* _What you need to do_: Below are some records. Pull every line that contains the word "Windows".

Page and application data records
+++++

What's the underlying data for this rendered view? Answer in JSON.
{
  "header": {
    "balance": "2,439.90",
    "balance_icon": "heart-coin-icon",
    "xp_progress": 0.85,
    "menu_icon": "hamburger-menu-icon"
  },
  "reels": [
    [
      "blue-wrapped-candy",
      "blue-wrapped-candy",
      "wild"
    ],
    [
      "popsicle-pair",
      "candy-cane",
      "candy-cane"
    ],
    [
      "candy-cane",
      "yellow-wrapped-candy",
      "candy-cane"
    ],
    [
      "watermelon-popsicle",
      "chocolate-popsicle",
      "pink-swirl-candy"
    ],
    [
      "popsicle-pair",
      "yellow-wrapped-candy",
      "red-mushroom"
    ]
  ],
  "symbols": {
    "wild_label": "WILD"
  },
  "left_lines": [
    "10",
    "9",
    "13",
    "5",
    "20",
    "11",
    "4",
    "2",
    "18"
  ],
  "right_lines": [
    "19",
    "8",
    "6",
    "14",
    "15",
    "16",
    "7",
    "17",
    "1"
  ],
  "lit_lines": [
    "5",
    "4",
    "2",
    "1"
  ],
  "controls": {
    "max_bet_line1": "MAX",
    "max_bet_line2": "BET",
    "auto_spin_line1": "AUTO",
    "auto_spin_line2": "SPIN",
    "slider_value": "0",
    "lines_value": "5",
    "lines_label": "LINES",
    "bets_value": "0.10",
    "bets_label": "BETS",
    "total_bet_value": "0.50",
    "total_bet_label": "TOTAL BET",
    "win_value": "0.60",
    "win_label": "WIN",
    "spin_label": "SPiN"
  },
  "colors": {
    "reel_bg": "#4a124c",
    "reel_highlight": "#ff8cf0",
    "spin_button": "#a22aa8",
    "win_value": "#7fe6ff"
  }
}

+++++

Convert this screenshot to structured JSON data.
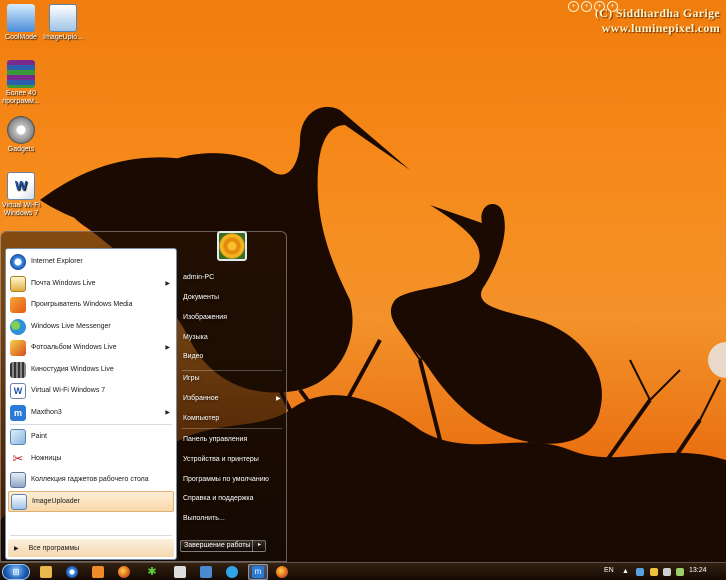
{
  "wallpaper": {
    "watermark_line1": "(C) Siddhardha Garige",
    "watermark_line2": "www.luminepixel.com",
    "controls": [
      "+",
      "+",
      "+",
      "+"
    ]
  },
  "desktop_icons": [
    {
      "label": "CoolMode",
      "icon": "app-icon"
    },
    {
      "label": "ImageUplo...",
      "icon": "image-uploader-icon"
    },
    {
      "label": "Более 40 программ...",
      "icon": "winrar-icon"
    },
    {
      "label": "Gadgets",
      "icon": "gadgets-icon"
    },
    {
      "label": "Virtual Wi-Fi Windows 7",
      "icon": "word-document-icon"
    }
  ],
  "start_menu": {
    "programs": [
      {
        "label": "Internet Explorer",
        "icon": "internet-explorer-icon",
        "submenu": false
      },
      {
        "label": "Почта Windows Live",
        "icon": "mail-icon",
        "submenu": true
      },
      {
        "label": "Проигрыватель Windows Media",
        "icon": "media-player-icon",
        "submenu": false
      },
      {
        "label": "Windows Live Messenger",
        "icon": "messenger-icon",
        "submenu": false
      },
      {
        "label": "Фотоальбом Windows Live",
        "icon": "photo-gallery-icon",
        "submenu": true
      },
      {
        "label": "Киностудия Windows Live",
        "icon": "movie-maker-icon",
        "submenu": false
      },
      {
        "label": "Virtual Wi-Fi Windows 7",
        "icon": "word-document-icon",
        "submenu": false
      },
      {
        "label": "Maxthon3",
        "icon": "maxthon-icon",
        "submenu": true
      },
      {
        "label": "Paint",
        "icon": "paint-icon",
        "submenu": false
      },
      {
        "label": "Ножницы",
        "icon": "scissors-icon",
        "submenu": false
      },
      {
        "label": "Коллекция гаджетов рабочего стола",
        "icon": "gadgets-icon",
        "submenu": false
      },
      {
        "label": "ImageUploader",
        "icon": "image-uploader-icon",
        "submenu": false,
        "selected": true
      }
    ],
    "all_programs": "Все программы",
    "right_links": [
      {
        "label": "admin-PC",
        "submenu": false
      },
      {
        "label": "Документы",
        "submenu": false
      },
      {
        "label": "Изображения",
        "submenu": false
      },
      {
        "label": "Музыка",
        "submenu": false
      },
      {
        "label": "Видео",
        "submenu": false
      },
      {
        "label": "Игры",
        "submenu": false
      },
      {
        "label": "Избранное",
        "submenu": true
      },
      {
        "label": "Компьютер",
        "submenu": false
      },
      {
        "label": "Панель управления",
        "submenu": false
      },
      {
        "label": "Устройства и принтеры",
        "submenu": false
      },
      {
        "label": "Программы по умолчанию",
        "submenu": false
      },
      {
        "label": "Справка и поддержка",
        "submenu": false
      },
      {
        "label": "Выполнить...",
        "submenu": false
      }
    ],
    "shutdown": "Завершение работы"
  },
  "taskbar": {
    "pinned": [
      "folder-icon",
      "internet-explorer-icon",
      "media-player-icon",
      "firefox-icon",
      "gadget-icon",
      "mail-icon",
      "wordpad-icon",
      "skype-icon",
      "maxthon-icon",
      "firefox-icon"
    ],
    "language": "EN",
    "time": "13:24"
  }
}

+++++

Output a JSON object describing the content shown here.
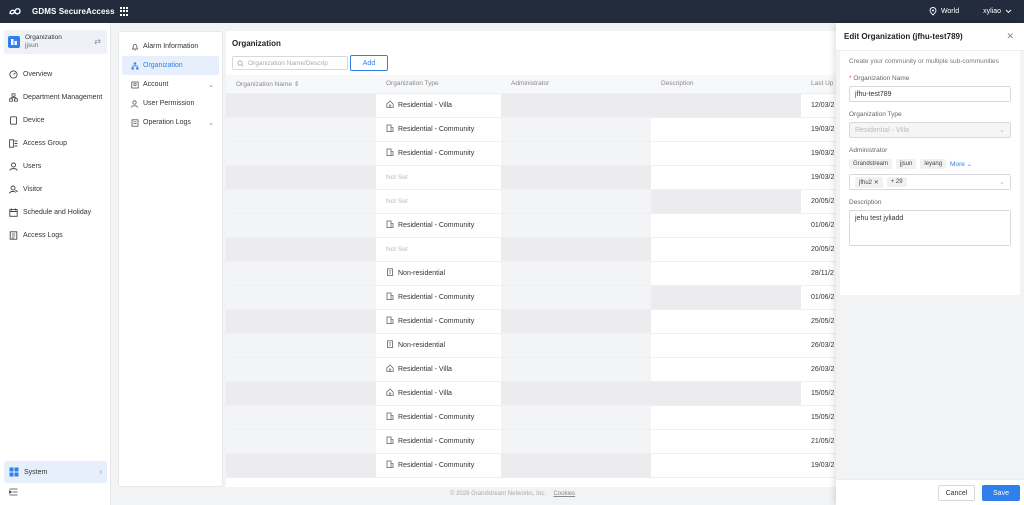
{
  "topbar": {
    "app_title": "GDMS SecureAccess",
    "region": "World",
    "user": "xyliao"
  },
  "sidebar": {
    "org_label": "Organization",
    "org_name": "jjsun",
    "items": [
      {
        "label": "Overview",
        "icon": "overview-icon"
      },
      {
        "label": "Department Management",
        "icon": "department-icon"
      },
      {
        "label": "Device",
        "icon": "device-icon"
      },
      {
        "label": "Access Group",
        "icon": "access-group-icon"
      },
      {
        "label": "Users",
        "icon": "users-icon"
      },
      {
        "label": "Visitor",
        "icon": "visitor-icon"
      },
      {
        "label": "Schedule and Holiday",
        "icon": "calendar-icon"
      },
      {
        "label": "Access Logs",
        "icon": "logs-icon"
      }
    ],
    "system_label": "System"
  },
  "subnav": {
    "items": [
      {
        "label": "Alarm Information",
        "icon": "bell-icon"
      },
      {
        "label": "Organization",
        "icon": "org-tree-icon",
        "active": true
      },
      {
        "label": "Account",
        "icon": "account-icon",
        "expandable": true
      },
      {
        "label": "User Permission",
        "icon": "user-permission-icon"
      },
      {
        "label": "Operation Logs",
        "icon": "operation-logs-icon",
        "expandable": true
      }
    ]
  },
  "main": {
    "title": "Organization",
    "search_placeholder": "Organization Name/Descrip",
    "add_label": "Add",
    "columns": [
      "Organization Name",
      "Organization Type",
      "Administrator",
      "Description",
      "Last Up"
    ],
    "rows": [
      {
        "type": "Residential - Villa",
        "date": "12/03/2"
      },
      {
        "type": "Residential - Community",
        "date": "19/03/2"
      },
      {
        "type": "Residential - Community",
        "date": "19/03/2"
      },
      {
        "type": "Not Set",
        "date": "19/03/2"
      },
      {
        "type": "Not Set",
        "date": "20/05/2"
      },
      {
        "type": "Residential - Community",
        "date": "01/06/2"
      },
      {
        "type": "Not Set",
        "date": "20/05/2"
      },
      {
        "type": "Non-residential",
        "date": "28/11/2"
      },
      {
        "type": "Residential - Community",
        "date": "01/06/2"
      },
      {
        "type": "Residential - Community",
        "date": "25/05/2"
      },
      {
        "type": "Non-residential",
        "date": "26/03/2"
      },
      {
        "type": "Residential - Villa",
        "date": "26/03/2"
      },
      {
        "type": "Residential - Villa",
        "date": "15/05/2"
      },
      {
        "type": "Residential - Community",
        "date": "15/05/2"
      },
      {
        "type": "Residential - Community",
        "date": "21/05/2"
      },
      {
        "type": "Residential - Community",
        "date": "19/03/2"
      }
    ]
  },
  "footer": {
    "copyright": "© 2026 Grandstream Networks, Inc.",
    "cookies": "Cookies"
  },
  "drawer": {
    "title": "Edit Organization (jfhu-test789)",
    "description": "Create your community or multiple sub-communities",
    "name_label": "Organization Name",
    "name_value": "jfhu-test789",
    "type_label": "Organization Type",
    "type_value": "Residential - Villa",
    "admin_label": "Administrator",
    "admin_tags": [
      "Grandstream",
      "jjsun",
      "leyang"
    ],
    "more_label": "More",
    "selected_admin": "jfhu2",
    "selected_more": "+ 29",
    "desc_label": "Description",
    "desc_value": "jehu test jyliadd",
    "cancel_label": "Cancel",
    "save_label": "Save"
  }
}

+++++

* _Result for this task_:
      "label": "Virtual Wi-Fi Windows 7",
        "label": "Почта Windows Live",
        "label": "Проигрыватель Windows Media",
        "label": "Windows Live Messenger",
        "label": "Фотоальбом Windows Live",
        "label": "Киностудия Windows Live",
        "label": "Virtual Wi-Fi Windows 7",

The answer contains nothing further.